**Action item:**
Without including any pictures, write out the data below exactly.

[Website and app data records]
>>

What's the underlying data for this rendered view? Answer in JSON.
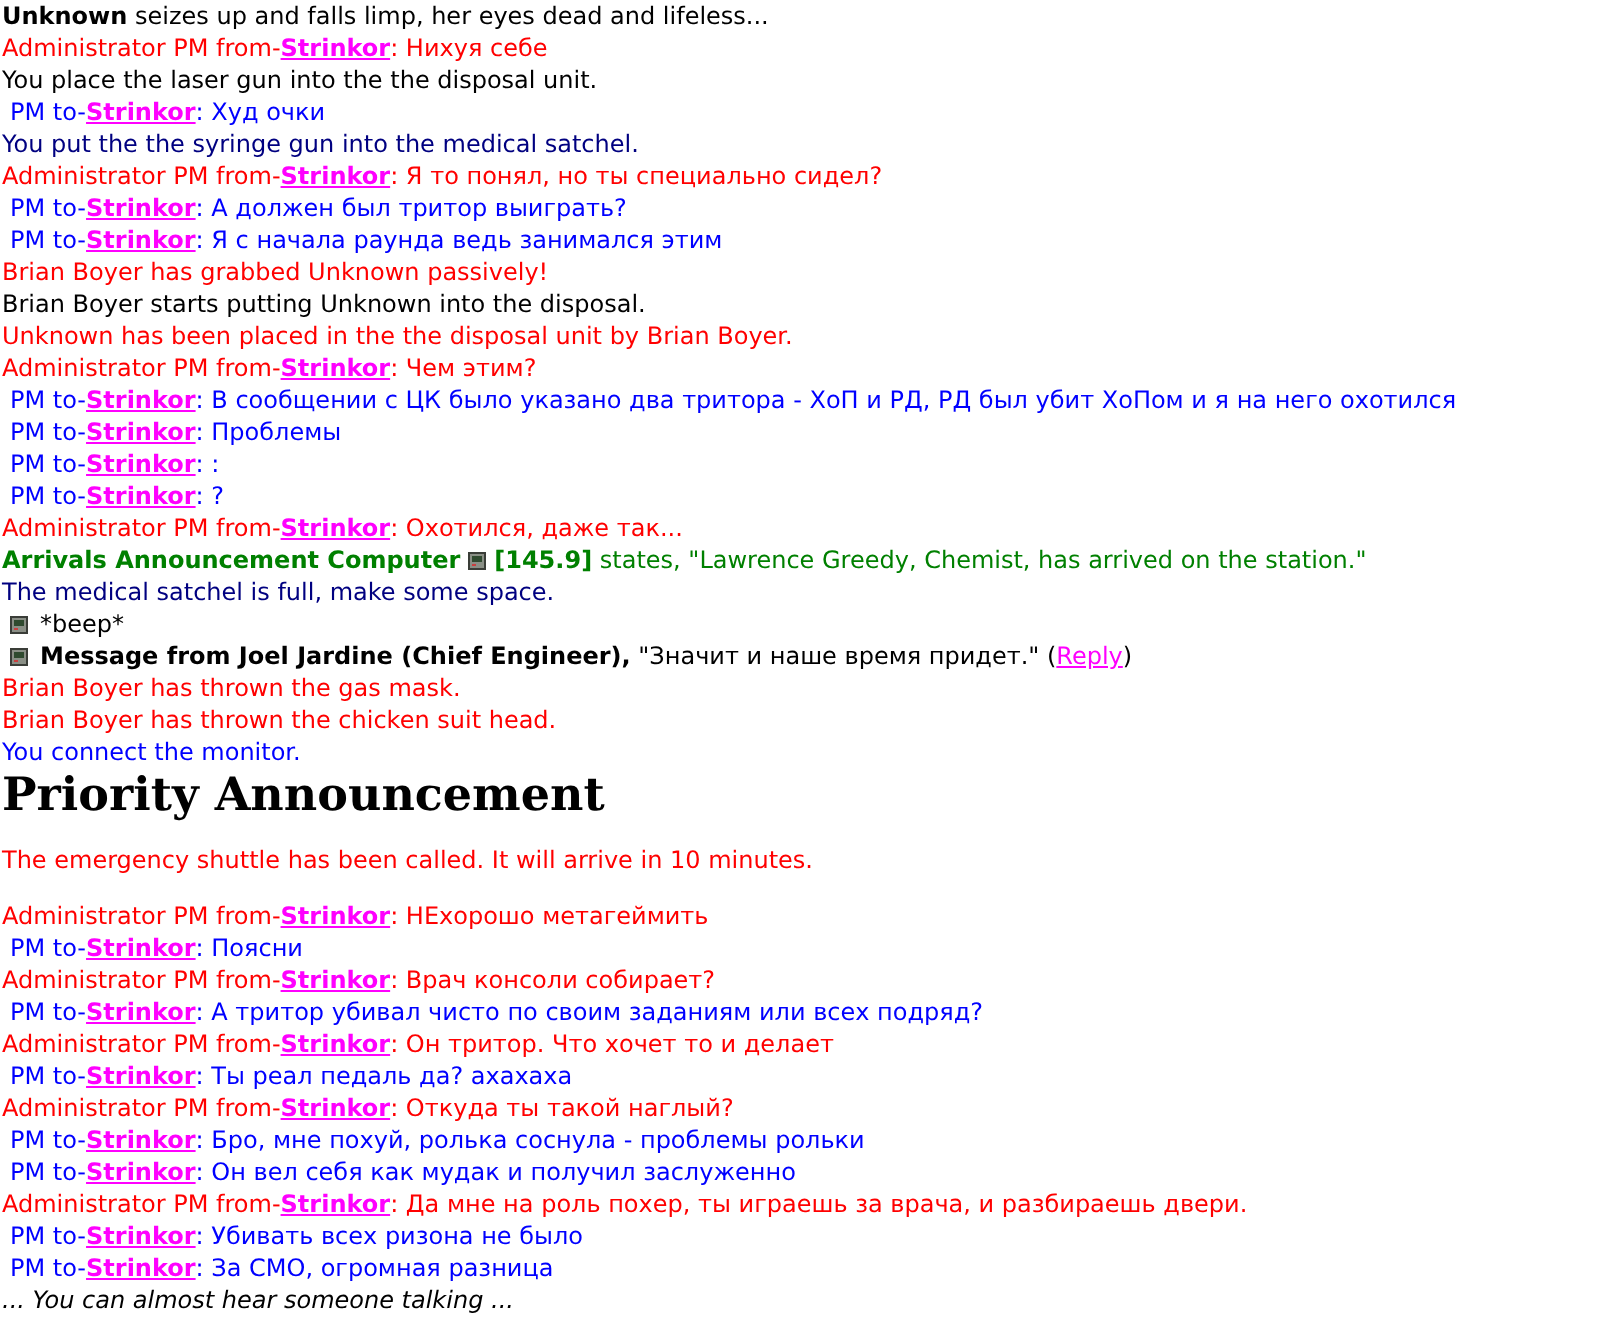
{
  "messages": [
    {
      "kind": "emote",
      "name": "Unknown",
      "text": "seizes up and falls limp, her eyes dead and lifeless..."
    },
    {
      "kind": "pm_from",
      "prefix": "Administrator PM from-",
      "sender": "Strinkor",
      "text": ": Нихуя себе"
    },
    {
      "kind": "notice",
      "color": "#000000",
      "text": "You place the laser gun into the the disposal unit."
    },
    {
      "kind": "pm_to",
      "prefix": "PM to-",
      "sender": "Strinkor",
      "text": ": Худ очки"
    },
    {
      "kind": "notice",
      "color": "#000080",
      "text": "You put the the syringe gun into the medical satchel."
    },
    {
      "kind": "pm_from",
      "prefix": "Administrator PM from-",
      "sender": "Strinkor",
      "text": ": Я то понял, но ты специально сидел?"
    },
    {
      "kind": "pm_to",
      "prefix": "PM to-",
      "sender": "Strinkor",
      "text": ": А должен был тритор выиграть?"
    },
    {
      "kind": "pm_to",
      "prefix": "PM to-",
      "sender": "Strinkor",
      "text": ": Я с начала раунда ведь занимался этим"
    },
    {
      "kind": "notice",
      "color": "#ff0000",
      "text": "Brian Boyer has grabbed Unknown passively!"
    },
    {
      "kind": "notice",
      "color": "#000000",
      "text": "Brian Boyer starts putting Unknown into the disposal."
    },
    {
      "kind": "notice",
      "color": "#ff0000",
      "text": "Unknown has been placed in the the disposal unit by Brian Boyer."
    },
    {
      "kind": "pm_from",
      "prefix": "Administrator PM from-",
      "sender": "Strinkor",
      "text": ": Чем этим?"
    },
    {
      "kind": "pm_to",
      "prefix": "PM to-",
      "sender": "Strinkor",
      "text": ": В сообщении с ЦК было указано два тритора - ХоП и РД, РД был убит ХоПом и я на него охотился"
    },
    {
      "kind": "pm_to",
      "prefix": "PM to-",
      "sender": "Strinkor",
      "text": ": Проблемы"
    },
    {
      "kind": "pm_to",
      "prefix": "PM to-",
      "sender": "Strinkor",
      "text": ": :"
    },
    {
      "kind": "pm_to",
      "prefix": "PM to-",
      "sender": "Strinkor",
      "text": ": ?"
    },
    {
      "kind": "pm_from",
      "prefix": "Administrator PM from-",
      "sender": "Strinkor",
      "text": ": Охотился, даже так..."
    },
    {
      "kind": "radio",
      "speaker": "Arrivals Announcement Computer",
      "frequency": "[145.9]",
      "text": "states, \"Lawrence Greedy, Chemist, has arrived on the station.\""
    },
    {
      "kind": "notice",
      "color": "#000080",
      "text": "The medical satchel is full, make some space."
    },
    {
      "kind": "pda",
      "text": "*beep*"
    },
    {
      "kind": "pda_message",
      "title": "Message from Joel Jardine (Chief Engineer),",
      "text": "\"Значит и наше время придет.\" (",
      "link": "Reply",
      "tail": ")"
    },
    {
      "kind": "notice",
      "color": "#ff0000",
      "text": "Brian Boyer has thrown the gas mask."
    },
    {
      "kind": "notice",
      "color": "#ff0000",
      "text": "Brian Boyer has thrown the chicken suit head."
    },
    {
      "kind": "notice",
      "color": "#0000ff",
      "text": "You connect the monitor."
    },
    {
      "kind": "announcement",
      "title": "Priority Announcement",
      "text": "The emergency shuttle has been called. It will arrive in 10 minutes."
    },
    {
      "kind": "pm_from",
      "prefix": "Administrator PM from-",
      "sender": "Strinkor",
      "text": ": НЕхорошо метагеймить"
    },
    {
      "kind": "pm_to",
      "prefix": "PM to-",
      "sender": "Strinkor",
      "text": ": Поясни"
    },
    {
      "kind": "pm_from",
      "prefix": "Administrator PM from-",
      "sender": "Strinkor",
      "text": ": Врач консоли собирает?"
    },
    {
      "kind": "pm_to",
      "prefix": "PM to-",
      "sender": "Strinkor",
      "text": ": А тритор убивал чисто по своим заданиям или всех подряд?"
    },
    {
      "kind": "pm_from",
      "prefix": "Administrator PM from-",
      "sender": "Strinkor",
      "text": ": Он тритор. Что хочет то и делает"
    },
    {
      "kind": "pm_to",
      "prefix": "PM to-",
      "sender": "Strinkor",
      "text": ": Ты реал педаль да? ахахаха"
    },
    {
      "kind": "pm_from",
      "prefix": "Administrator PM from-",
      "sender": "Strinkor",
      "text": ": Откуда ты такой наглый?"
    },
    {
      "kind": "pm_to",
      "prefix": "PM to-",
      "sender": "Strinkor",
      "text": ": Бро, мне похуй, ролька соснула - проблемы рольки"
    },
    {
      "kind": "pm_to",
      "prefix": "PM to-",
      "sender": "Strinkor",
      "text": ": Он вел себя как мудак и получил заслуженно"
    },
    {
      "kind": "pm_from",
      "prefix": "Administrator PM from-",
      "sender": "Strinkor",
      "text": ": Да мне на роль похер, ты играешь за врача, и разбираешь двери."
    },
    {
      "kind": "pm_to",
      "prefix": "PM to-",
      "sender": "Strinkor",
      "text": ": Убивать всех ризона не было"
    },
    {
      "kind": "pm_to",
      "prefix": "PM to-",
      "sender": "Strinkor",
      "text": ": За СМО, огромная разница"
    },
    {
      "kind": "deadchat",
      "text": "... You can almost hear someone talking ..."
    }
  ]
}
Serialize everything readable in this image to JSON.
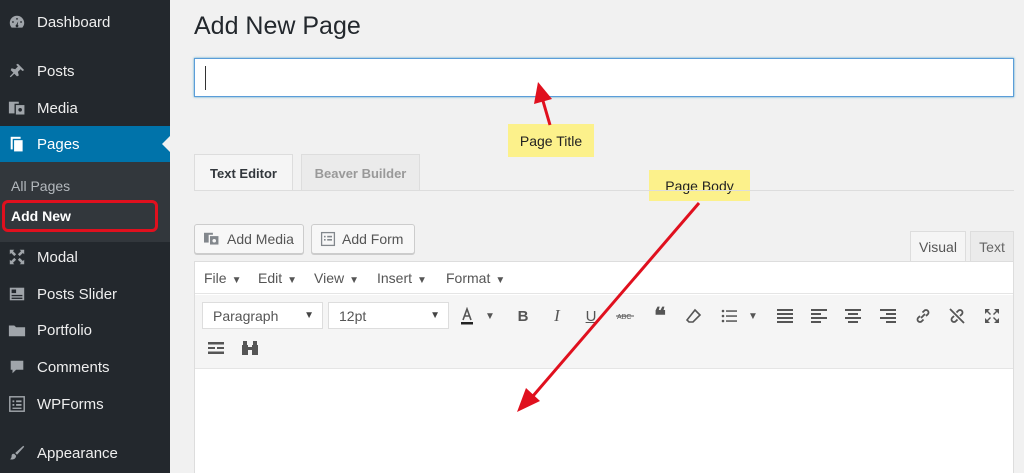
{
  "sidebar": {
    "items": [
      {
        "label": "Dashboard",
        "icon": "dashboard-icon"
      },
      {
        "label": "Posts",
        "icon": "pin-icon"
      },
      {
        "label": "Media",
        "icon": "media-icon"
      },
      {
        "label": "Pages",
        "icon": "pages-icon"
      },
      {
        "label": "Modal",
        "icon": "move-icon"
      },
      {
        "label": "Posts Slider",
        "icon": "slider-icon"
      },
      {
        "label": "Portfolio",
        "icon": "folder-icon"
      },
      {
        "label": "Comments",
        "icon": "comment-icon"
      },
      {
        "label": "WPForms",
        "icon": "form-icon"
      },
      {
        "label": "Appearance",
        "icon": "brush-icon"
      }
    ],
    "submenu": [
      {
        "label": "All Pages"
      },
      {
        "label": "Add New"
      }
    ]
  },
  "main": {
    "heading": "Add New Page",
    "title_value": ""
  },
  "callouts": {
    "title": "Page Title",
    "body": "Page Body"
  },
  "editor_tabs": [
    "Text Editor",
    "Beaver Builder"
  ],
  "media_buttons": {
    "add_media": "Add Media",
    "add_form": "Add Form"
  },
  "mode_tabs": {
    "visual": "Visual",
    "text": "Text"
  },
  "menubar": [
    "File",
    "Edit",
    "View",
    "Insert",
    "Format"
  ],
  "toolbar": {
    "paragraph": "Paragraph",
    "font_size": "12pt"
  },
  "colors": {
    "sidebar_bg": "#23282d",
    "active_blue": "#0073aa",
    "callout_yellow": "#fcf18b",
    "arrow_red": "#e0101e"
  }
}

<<

**Answer:**
What's the underlying data for this rendered view? Answer in JSON.
{
  "messages": [
    {
      "kind": "emote",
      "name": "Unknown",
      "text": "seizes up and falls limp, her eyes dead and lifeless..."
    },
    {
      "kind": "pm_from",
      "prefix": "Administrator PM from-",
      "sender": "Strinkor",
      "text": ": Нихуя себе"
    },
    {
      "kind": "notice",
      "color": "#000000",
      "text": "You place the laser gun into the the disposal unit."
    },
    {
      "kind": "pm_to",
      "prefix": "PM to-",
      "sender": "Strinkor",
      "text": ": Худ очки"
    },
    {
      "kind": "notice",
      "color": "#000080",
      "text": "You put the the syringe gun into the medical satchel."
    },
    {
      "kind": "pm_from",
      "prefix": "Administrator PM from-",
      "sender": "Strinkor",
      "text": ": Я то понял, но ты специально сидел?"
    },
    {
      "kind": "pm_to",
      "prefix": "PM to-",
      "sender": "Strinkor",
      "text": ": А должен был тритор выиграть?"
    },
    {
      "kind": "pm_to",
      "prefix": "PM to-",
      "sender": "Strinkor",
      "text": ": Я с начала раунда ведь занимался этим"
    },
    {
      "kind": "notice",
      "color": "#ff0000",
      "text": "Brian Boyer has grabbed Unknown passively!"
    },
    {
      "kind": "notice",
      "color": "#000000",
      "text": "Brian Boyer starts putting Unknown into the disposal."
    },
    {
      "kind": "notice",
      "color": "#ff0000",
      "text": "Unknown has been placed in the the disposal unit by Brian Boyer."
    },
    {
      "kind": "pm_from",
      "prefix": "Administrator PM from-",
      "sender": "Strinkor",
      "text": ": Чем этим?"
    },
    {
      "kind": "pm_to",
      "prefix": "PM to-",
      "sender": "Strinkor",
      "text": ": В сообщении с ЦК было указано два тритора - ХоП и РД, РД был убит ХоПом и я на него охотился"
    },
    {
      "kind": "pm_to",
      "prefix": "PM to-",
      "sender": "Strinkor",
      "text": ": Проблемы"
    },
    {
      "kind": "pm_to",
      "prefix": "PM to-",
      "sender": "Strinkor",
      "text": ": :"
    },
    {
      "kind": "pm_to",
      "prefix": "PM to-",
      "sender": "Strinkor",
      "text": ": ?"
    },
    {
      "kind": "pm_from",
      "prefix": "Administrator PM from-",
      "sender": "Strinkor",
      "text": ": Охотился, даже так..."
    },
    {
      "kind": "radio",
      "speaker": "Arrivals Announcement Computer",
      "frequency": "[145.9]",
      "text": "states, \"Lawrence Greedy, Chemist, has arrived on the station.\""
    },
    {
      "kind": "notice",
      "color": "#000080",
      "text": "The medical satchel is full, make some space."
    },
    {
      "kind": "pda",
      "text": "*beep*"
    },
    {
      "kind": "pda_message",
      "title": "Message from Joel Jardine (Chief Engineer),",
      "text": "\"Значит и наше время придет.\" (",
      "link": "Reply",
      "tail": ")"
    },
    {
      "kind": "notice",
      "color": "#ff0000",
      "text": "Brian Boyer has thrown the gas mask."
    },
    {
      "kind": "notice",
      "color": "#ff0000",
      "text": "Brian Boyer has thrown the chicken suit head."
    },
    {
      "kind": "notice",
      "color": "#0000ff",
      "text": "You connect the monitor."
    },
    {
      "kind": "announcement",
      "title": "Priority Announcement",
      "text": "The emergency shuttle has been called. It will arrive in 10 minutes."
    },
    {
      "kind": "pm_from",
      "prefix": "Administrator PM from-",
      "sender": "Strinkor",
      "text": ": НЕхорошо метагеймить"
    },
    {
      "kind": "pm_to",
      "prefix": "PM to-",
      "sender": "Strinkor",
      "text": ": Поясни"
    },
    {
      "kind": "pm_from",
      "prefix": "Administrator PM from-",
      "sender": "Strinkor",
      "text": ": Врач консоли собирает?"
    },
    {
      "kind": "pm_to",
      "prefix": "PM to-",
      "sender": "Strinkor",
      "text": ": А тритор убивал чисто по своим заданиям или всех подряд?"
    },
    {
      "kind": "pm_from",
      "prefix": "Administrator PM from-",
      "sender": "Strinkor",
      "text": ": Он тритор. Что хочет то и делает"
    },
    {
      "kind": "pm_to",
      "prefix": "PM to-",
      "sender": "Strinkor",
      "text": ": Ты реал педаль да? ахахаха"
    },
    {
      "kind": "pm_from",
      "prefix": "Administrator PM from-",
      "sender": "Strinkor",
      "text": ": Откуда ты такой наглый?"
    },
    {
      "kind": "pm_to",
      "prefix": "PM to-",
      "sender": "Strinkor",
      "text": ": Бро, мне похуй, ролька соснула - проблемы рольки"
    },
    {
      "kind": "pm_to",
      "prefix": "PM to-",
      "sender": "Strinkor",
      "text": ": Он вел себя как мудак и получил заслуженно"
    },
    {
      "kind": "pm_from",
      "prefix": "Administrator PM from-",
      "sender": "Strinkor",
      "text": ": Да мне на роль похер, ты играешь за врача, и разбираешь двери."
    },
    {
      "kind": "pm_to",
      "prefix": "PM to-",
      "sender": "Strinkor",
      "text": ": Убивать всех ризона не было"
    },
    {
      "kind": "pm_to",
      "prefix": "PM to-",
      "sender": "Strinkor",
      "text": ": За СМО, огромная разница"
    },
    {
      "kind": "deadchat",
      "text": "... You can almost hear someone talking ..."
    }
  ]
}
Serialize everything readable in this image to JSON.
{
  "sidebar": {
    "items": [
      {
        "label": "Dashboard",
        "icon": "dashboard-icon"
      },
      {
        "label": "Posts",
        "icon": "pin-icon"
      },
      {
        "label": "Media",
        "icon": "media-icon"
      },
      {
        "label": "Pages",
        "icon": "pages-icon"
      },
      {
        "label": "Modal",
        "icon": "move-icon"
      },
      {
        "label": "Posts Slider",
        "icon": "slider-icon"
      },
      {
        "label": "Portfolio",
        "icon": "folder-icon"
      },
      {
        "label": "Comments",
        "icon": "comment-icon"
      },
      {
        "label": "WPForms",
        "icon": "form-icon"
      },
      {
        "label": "Appearance",
        "icon": "brush-icon"
      }
    ],
    "submenu": [
      {
        "label": "All Pages"
      },
      {
        "label": "Add New"
      }
    ]
  },
  "main": {
    "heading": "Add New Page",
    "title_value": ""
  },
  "callouts": {
    "title": "Page Title",
    "body": "Page Body"
  },
  "editor_tabs": [
    "Text Editor",
    "Beaver Builder"
  ],
  "media_buttons": {
    "add_media": "Add Media",
    "add_form": "Add Form"
  },
  "mode_tabs": {
    "visual": "Visual",
    "text": "Text"
  },
  "menubar": [
    "File",
    "Edit",
    "View",
    "Insert",
    "Format"
  ],
  "toolbar": {
    "paragraph": "Paragraph",
    "font_size": "12pt"
  },
  "colors": {
    "sidebar_bg": "#23282d",
    "active_blue": "#0073aa",
    "callout_yellow": "#fcf18b",
    "arrow_red": "#e0101e"
  }
}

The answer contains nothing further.